Stored records:
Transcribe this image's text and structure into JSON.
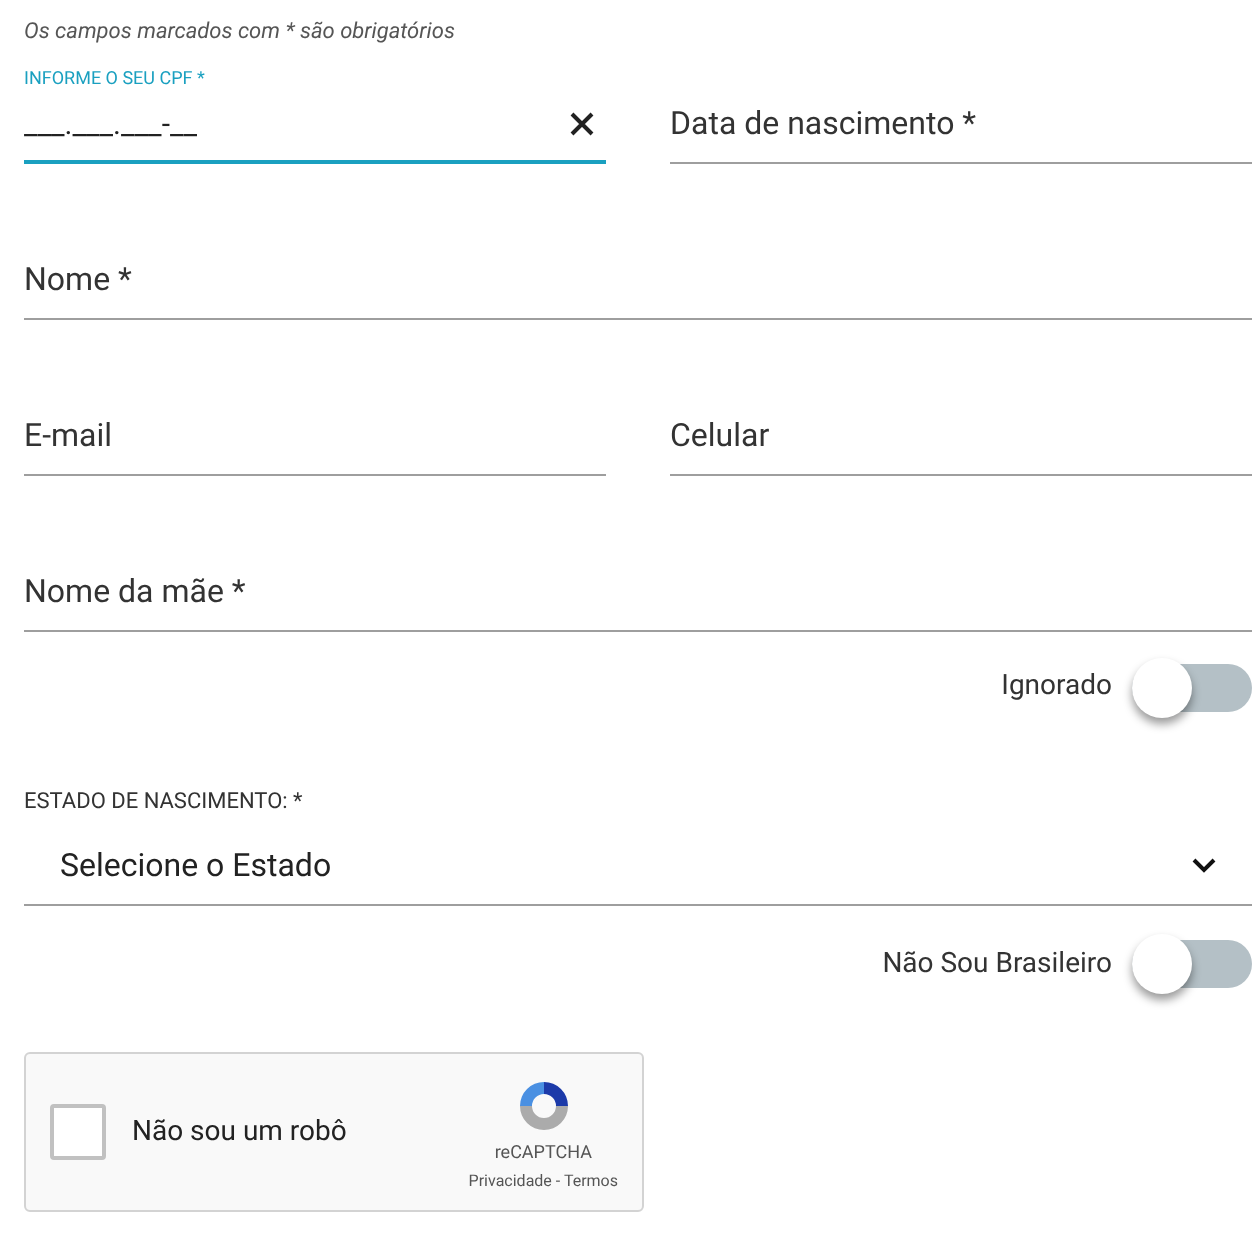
{
  "note": "Os campos marcados com * são obrigatórios",
  "rows": [
    {
      "fields": [
        {
          "label": "INFORME O SEU CPF *",
          "value": "___.___.___-__",
          "focused": true,
          "clearable": true
        },
        {
          "label": "Data de nascimento *",
          "focused": false
        }
      ]
    },
    {
      "fields": [
        {
          "label": "Nome *",
          "focused": false
        }
      ]
    },
    {
      "fields": [
        {
          "label": "E-mail",
          "focused": false
        },
        {
          "label": "Celular",
          "focused": false
        }
      ]
    },
    {
      "fields": [
        {
          "label": "Nome da mãe *",
          "focused": false
        }
      ]
    }
  ],
  "toggle_ignored": {
    "label": "Ignorado",
    "on": false
  },
  "state_select": {
    "label": "ESTADO DE NASCIMENTO: *",
    "value": "Selecione o Estado"
  },
  "toggle_foreign": {
    "label": "Não Sou Brasileiro",
    "on": false
  },
  "captcha": {
    "label": "Não sou um robô",
    "checked": false,
    "brand": "reCAPTCHA",
    "links": "Privacidade - Termos"
  }
}
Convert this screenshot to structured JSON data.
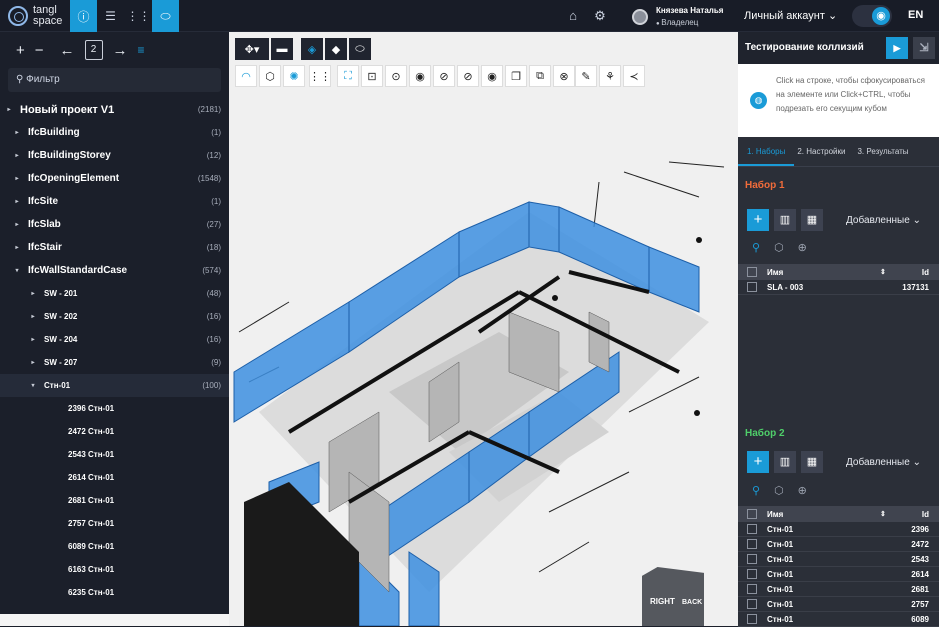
{
  "topbar": {
    "logo_line1": "tangl",
    "logo_line2": "space",
    "user_name": "Князева Наталья",
    "user_role": "Владелец",
    "account_label": "Личный аккаунт",
    "lang": "EN"
  },
  "left": {
    "page_number": "2",
    "filter_placeholder": "Фильтр",
    "tree": [
      {
        "label": "Новый проект V1",
        "count": "(2181)",
        "level": 0,
        "arrow": "▸"
      },
      {
        "label": "IfcBuilding",
        "count": "(1)",
        "level": 1,
        "arrow": "▸"
      },
      {
        "label": "IfcBuildingStorey",
        "count": "(12)",
        "level": 1,
        "arrow": "▸"
      },
      {
        "label": "IfcOpeningElement",
        "count": "(1548)",
        "level": 1,
        "arrow": "▸"
      },
      {
        "label": "IfcSite",
        "count": "(1)",
        "level": 1,
        "arrow": "▸"
      },
      {
        "label": "IfcSlab",
        "count": "(27)",
        "level": 1,
        "arrow": "▸"
      },
      {
        "label": "IfcStair",
        "count": "(18)",
        "level": 1,
        "arrow": "▸"
      },
      {
        "label": "IfcWallStandardCase",
        "count": "(574)",
        "level": 1,
        "arrow": "▾"
      },
      {
        "label": "SW - 201",
        "count": "(48)",
        "level": 2,
        "arrow": "▸"
      },
      {
        "label": "SW - 202",
        "count": "(16)",
        "level": 2,
        "arrow": "▸"
      },
      {
        "label": "SW - 204",
        "count": "(16)",
        "level": 2,
        "arrow": "▸"
      },
      {
        "label": "SW - 207",
        "count": "(9)",
        "level": 2,
        "arrow": "▸"
      },
      {
        "label": "Стн-01",
        "count": "(100)",
        "level": 2,
        "arrow": "▾"
      },
      {
        "label": "2396  Стн-01",
        "count": "",
        "level": 3,
        "arrow": ""
      },
      {
        "label": "2472  Стн-01",
        "count": "",
        "level": 3,
        "arrow": ""
      },
      {
        "label": "2543  Стн-01",
        "count": "",
        "level": 3,
        "arrow": ""
      },
      {
        "label": "2614  Стн-01",
        "count": "",
        "level": 3,
        "arrow": ""
      },
      {
        "label": "2681  Стн-01",
        "count": "",
        "level": 3,
        "arrow": ""
      },
      {
        "label": "2757  Стн-01",
        "count": "",
        "level": 3,
        "arrow": ""
      },
      {
        "label": "6089  Стн-01",
        "count": "",
        "level": 3,
        "arrow": ""
      },
      {
        "label": "6163  Стн-01",
        "count": "",
        "level": 3,
        "arrow": ""
      },
      {
        "label": "6235  Стн-01",
        "count": "",
        "level": 3,
        "arrow": ""
      }
    ]
  },
  "viewport": {
    "cube_right": "RIGHT",
    "cube_back": "BACK"
  },
  "right": {
    "title": "Тестирование коллизий",
    "hint": "Click на строке, чтобы сфокусироваться на элементе или Click+CTRL, чтобы подрезать его секущим кубом",
    "tabs": [
      "1. Наборы",
      "2. Настройки",
      "3. Результаты"
    ],
    "set1": {
      "title": "Набор 1",
      "color": "#f26c3a",
      "added_label": "Добавленные",
      "col_name": "Имя",
      "col_id": "Id",
      "rows": [
        {
          "name": "SLA - 003",
          "id": "137131"
        }
      ]
    },
    "set2": {
      "title": "Набор 2",
      "color": "#4fcf6a",
      "added_label": "Добавленные",
      "col_name": "Имя",
      "col_id": "Id",
      "rows": [
        {
          "name": "Стн-01",
          "id": "2396"
        },
        {
          "name": "Стн-01",
          "id": "2472"
        },
        {
          "name": "Стн-01",
          "id": "2543"
        },
        {
          "name": "Стн-01",
          "id": "2614"
        },
        {
          "name": "Стн-01",
          "id": "2681"
        },
        {
          "name": "Стн-01",
          "id": "2757"
        },
        {
          "name": "Стн-01",
          "id": "6089"
        }
      ]
    }
  },
  "colors": {
    "accent": "#1a9bd7",
    "wall_highlight": "#3d8fe0"
  }
}
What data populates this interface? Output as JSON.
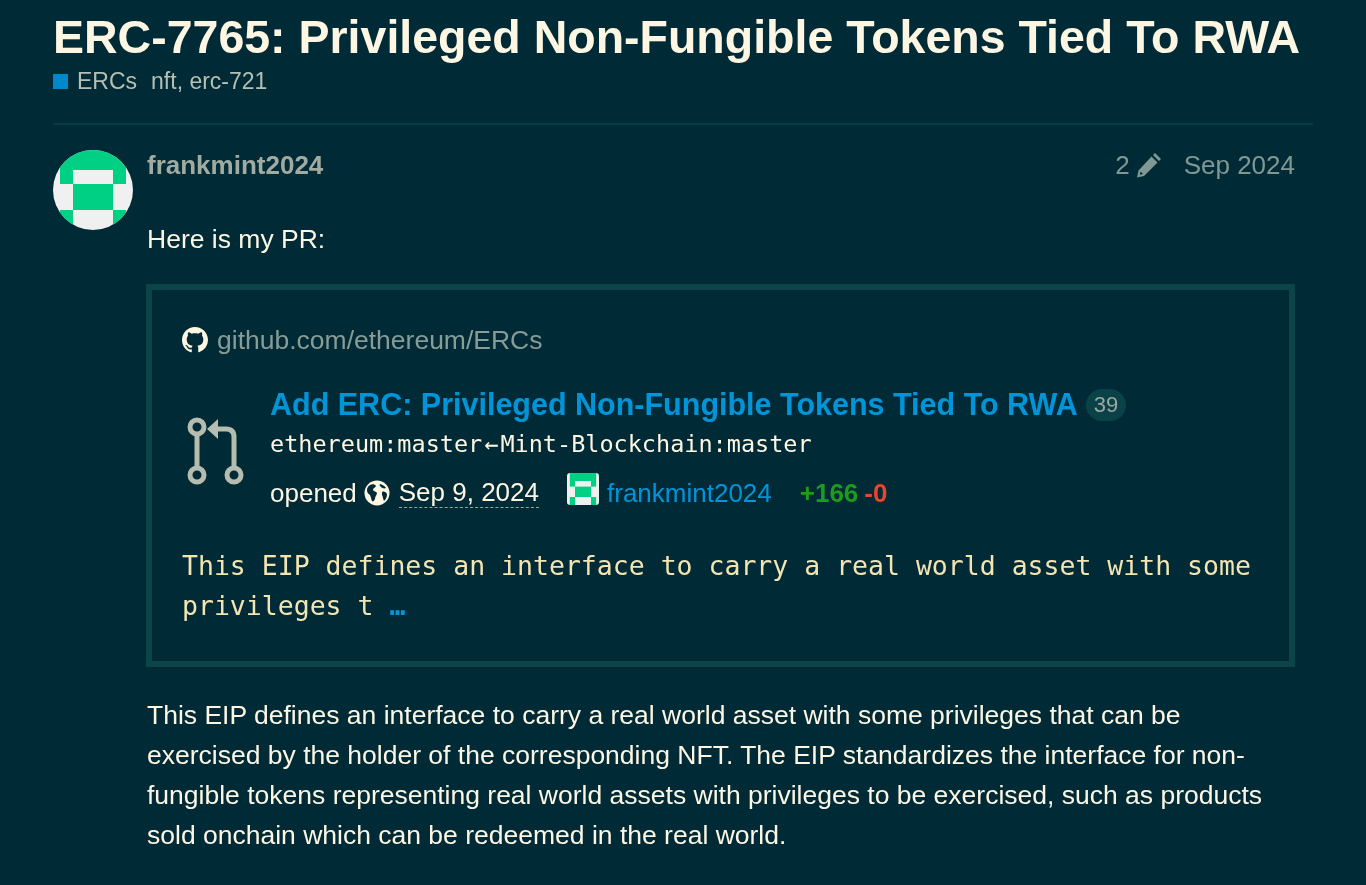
{
  "topic": {
    "title": "ERC-7765: Privileged Non-Fungible Tokens Tied To RWA",
    "category": "ERCs",
    "tags": "nft, erc-721"
  },
  "post": {
    "author": "frankmint2024",
    "edit_count": "2",
    "date": "Sep 2024",
    "intro": "Here is my PR:",
    "onebox": {
      "source": "github.com/ethereum/ERCs",
      "title": "Add ERC: Privileged Non-Fungible Tokens Tied To RWA",
      "comment_count": "39",
      "base_branch": "ethereum:master",
      "arrow": "←",
      "head_branch": "Mint-Blockchain:master",
      "opened_label": "opened",
      "opened_date": "Sep 9, 2024",
      "author": "frankmint2024",
      "additions": "+166",
      "deletions": "-0",
      "excerpt": "This EIP defines an interface to carry a real world asset with some privileges t",
      "more": "…"
    },
    "body": "This EIP defines an interface to carry a real world asset with some privileges that can be exercised by the holder of the corresponding NFT. The EIP standardizes the interface for non-fungible tokens representing real world assets with privileges to be exercised, such as products sold onchain which can be redeemed in the real world."
  }
}
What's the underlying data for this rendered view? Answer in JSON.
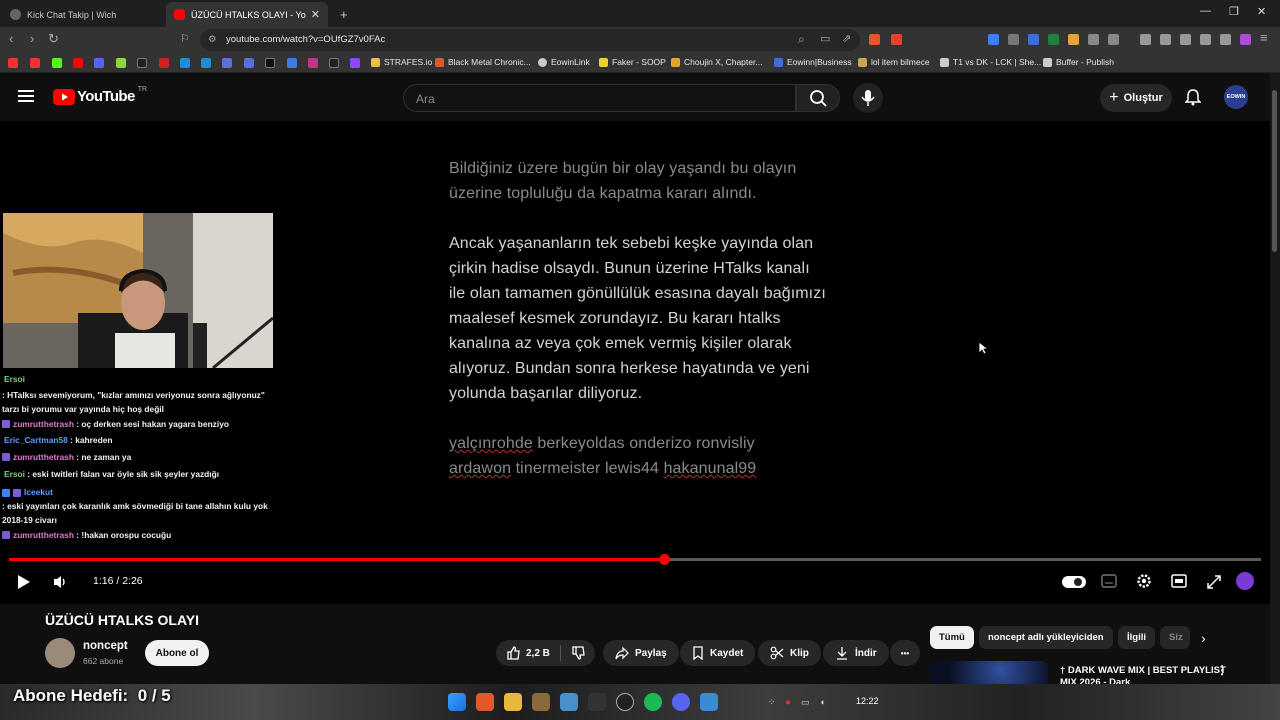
{
  "browser": {
    "tabs": [
      {
        "label": "Kick Chat Takip | Wich",
        "active": false
      },
      {
        "label": "ÜZÜCÜ HTALKS OLAYI - YouTube",
        "active": true
      }
    ],
    "new_tab": "+",
    "url": "youtube.com/watch?v=OUfGZ7v0FAc",
    "bookmarks": [
      "STRAFES.io",
      "Black Metal Chronic...",
      "EowinLink",
      "Faker - SOOP",
      "Choujin X, Chapter...",
      "Eowinn|Business",
      "lol item bilmece",
      "T1 vs DK - LCK | She...",
      "Buffer - Publish"
    ]
  },
  "youtube": {
    "logo": "YouTube",
    "region": "TR",
    "search_placeholder": "Ara",
    "create_label": "Oluştur",
    "avatar_text": "EOWIN"
  },
  "video": {
    "paragraph1": "Bildiğiniz üzere bugün bir olay yaşandı bu olayın üzerine topluluğu da kapatma kararı alındı.",
    "paragraph2": "Ancak yaşananların tek sebebi keşke yayında olan çirkin hadise olsaydı. Bunun üzerine HTalks kanalı ile olan tamamen gönüllülük esasına dayalı bağımızı maalesef kesmek zorundayız. Bu kararı htalks kanalına az veya çok emek vermiş kişiler olarak alıyoruz. Bundan sonra herkese hayatında ve yeni yolunda başarılar diliyoruz.",
    "names_line1": [
      "yalçınrohde",
      "berkeyoldas",
      "onderizo",
      "ronvisliy"
    ],
    "names_line2": [
      "ardawon",
      "tinermeister",
      "lewis44",
      "hakanunal99"
    ],
    "time_current": "1:16",
    "time_total": "2:26",
    "progress": 0.523
  },
  "stream_chat": [
    {
      "user": "Ersoi",
      "color": "#7ad27a",
      "text": ": HTalksı sevemiyorum, \"kızlar amınızı veriyonuz sonra ağlıyonuz\" tarzı bi yorumu var yayında hiç hoş değil"
    },
    {
      "user": "zumrutthetrash",
      "color": "#e07ad0",
      "text": ": oç derken sesi hakan yagara benziyo"
    },
    {
      "user": "Eric_Cartman58",
      "color": "#5aa0ff",
      "text": ": kahreden"
    },
    {
      "user": "zumrutthetrash",
      "color": "#e07ad0",
      "text": ": ne zaman ya"
    },
    {
      "user": "Ersoi",
      "color": "#7ad27a",
      "text": ": eski twitleri falan var öyle sik sik şeyler yazdığı"
    },
    {
      "user": "Iceekut",
      "color": "#5aa0ff",
      "text": ": eski yayınları çok karanlık amk sövmediği bi tane allahın kulu yok 2018-19 civarı"
    },
    {
      "user": "zumrutthetrash",
      "color": "#e07ad0",
      "text": ": !hakan orospu cocuğu"
    }
  ],
  "watch": {
    "title": "ÜZÜCÜ HTALKS OLAYI",
    "channel": "noncept",
    "subscribers": "662 abone",
    "subscribe_label": "Abone ol",
    "likes": "2,2 B",
    "share_label": "Paylaş",
    "save_label": "Kaydet",
    "clip_label": "Klip",
    "download_label": "İndir",
    "more_label": "•••"
  },
  "chips": [
    "Tümü",
    "noncept adlı yükleyiciden",
    "İlgili",
    "Siz"
  ],
  "recommendation": {
    "title": "† DARK WAVE MIX | BEST PLAYLIST MIX 2026 - Dark"
  },
  "overlay": {
    "goal_label": "Abone Hedefi:",
    "goal_value": "0 / 5"
  },
  "taskbar": {
    "clock": "12:22"
  },
  "colors": {
    "accent": "#ff0000",
    "background": "#0f0f0f"
  }
}
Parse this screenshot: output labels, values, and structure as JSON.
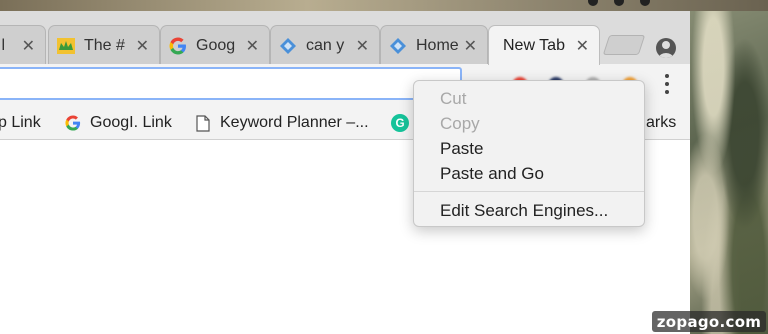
{
  "tabs": [
    {
      "label": "s l",
      "icon": "page-icon"
    },
    {
      "label": "The #",
      "icon": "crown-icon"
    },
    {
      "label": "Goog",
      "icon": "google-g-icon"
    },
    {
      "label": "can y",
      "icon": "diamond-icon"
    },
    {
      "label": "Home",
      "icon": "diamond-icon"
    },
    {
      "label": "New Tab",
      "icon": "none",
      "active": true
    }
  ],
  "tab_close_glyph": "✕",
  "bookmarks": [
    {
      "label": "p Link",
      "icon": "none"
    },
    {
      "label": "GoogI. Link",
      "icon": "google-g-icon"
    },
    {
      "label": "Keyword Planner –...",
      "icon": "page-icon"
    },
    {
      "label": "",
      "icon": "grammarly-icon"
    },
    {
      "label": "arks",
      "icon": "none"
    }
  ],
  "context_menu": {
    "items": [
      {
        "label": "Cut",
        "disabled": true
      },
      {
        "label": "Copy",
        "disabled": true
      },
      {
        "label": "Paste",
        "disabled": false
      },
      {
        "label": "Paste and Go",
        "disabled": false
      },
      {
        "label": "Edit Search Engines...",
        "disabled": false
      }
    ]
  },
  "watermark": "zopago.com",
  "colors": {
    "omnibox_focus": "#8ab4f8",
    "google_blue": "#4285f4",
    "google_red": "#ea4335",
    "google_yellow": "#fbbc05",
    "google_green": "#34a853",
    "grammarly_green": "#15c39a"
  }
}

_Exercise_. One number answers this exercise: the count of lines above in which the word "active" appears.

_Written answer_. 3